- ENTERPRISE. Geniuses seek out opportunities in unlikely places. They learn to know a good idea when they see it.
- PERSUASION. Geniuses know how to motivate people and turn them into resources.
- OUTGOINGNESS. Developing the willingness to interact with others helps geniuses discover different points of view that can be invaluable for their journey.
- ABILITY TO COMMUNICATE. Geniuses can effectively get their ideas across and thrive on feedback.
- PATIENCE. Becoming a genius takes time and requires the patience to put in the work.
- PERCEPTION. Geniuses learn to create clarity in their understanding of people, ideas, and concepts.
- PERFECTIONISM. Striving for perfection is a worthy endeavor. But geniuses know how to keep that perfectionism in check to keep it from holding them back.
- SENSE OF HUMOR. Geniuses don't take themselves too seriously. They know that humor can often dilute stressful situations and setbacks.
- VERSATILITY. A genius looks for variety and different ways of thinking. They know that there are many ways to reach a goal.
- ADAPTABILITY. Being flexible keeps geniuses ready for opportunities and open to new ideas.
- CURIOSITY. Geniuses develop the hunger for learning and the desire to understand how things work.
- INDIVIDUALISM. At some point along their journey, all geniuses must veer away from the ideas of the masses and learn to trust themselves.
- IDEALISM. Geniuses aren't afraid of the impossible. They know that many great successes began with a seemingly impossible dream.

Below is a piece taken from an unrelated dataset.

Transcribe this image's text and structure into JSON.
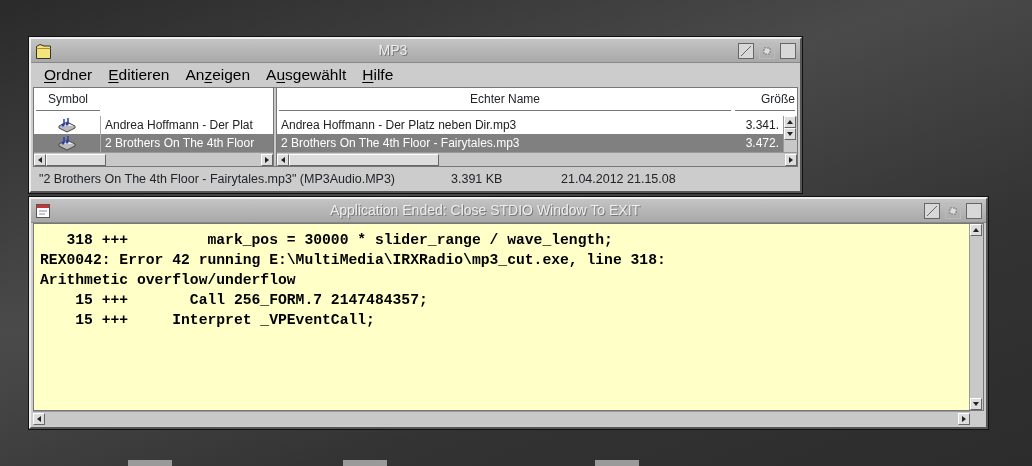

- IMAGINATION. Geniuses know how to see things from different viewpoints and understand the power of asking: “What if...”